You're one of the lucky 10,000. For the next, let's say, two years, you've been chosen to participate in a randomly assigned clinical trial sponsored by the federal government. The experiment? You'll have your tax rate lowered, giving you more than a little extra cash on hand. At the end of this period, researchers, social scientists and economists will convene to dissect your fiscal behavior and have a bit more hard data to determine whether tax cuts can helpful in stimulating the economy. Armed with the study's results, legislators will be better equipped to make decisions about whether to enact similar tax cut legislation for the entire nation.
Sounds like an interesting--albeit optimistic--concept, doesn't it? Rebecca Tuhus-Dubrow examines it in an Ideas piece for The Boston Globe. She documents the "growing chorus" of academics who believe that clinical trials are an excellent way to test if potential legislation will be effective policy.
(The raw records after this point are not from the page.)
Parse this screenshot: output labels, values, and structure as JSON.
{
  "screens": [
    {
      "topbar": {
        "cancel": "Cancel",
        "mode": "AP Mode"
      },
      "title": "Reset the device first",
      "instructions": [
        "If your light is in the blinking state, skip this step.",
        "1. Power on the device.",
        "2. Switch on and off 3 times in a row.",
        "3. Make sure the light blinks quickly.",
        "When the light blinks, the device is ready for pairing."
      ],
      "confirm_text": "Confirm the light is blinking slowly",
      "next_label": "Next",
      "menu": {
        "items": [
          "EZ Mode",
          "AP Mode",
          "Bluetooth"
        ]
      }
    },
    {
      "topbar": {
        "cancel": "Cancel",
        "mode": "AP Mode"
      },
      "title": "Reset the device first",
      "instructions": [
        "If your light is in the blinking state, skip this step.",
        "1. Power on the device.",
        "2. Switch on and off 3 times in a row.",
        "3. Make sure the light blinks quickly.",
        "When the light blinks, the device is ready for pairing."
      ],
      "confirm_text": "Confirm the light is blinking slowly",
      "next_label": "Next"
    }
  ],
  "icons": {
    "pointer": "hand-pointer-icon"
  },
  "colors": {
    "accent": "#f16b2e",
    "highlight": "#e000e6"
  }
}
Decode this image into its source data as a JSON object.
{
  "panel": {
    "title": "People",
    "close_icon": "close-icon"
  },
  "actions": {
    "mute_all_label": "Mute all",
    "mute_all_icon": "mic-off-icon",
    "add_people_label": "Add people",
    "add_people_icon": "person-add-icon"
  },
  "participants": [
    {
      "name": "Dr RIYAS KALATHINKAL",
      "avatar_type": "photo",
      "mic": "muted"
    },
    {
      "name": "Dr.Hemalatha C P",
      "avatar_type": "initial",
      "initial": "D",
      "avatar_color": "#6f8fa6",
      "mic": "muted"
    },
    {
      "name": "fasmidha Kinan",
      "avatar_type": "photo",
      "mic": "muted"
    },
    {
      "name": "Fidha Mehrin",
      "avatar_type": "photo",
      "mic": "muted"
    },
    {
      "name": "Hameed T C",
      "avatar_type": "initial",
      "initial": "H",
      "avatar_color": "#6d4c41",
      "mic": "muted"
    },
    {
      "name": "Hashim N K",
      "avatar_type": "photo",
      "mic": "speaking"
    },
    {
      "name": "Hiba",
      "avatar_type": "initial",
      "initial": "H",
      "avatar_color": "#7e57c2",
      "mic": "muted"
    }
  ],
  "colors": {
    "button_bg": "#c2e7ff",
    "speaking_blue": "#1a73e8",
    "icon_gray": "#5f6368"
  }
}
If clinical trials like the one above became a reality, there could be experimentation with gun control laws, environmental regulations, securities rules and others, the writer notes. Proper experimentation could provide a foundation for "evidence-based" governing and help society reveal "the true costs and benefits of legislation" before these laws are adapted to society at large.
But the caveats to the experimentation (and there's an endless list--think: your neighbor might not be too happy that he didn't receive a tax cut also) might whittle away at the potential usefulness of idea. "The problem is, we're dealing with laws that have a huge impact on people's lives," says Barry Friedman, a law professor at New York University to the Globe. "These aren't casual tests. ... Here we're talking about basic benefits and fundamental rights." Citizens, of course, also might not take to kindly to being treated like "lab rats" and being subjected to the experimental whims of an overreaching government.
And yet, Americans wouldn't consume a new type of prescription drug without clinical testing, either, notes one of Tuhus-Dubrow's experts. Why should our nation's laws be any less rigorously inspected?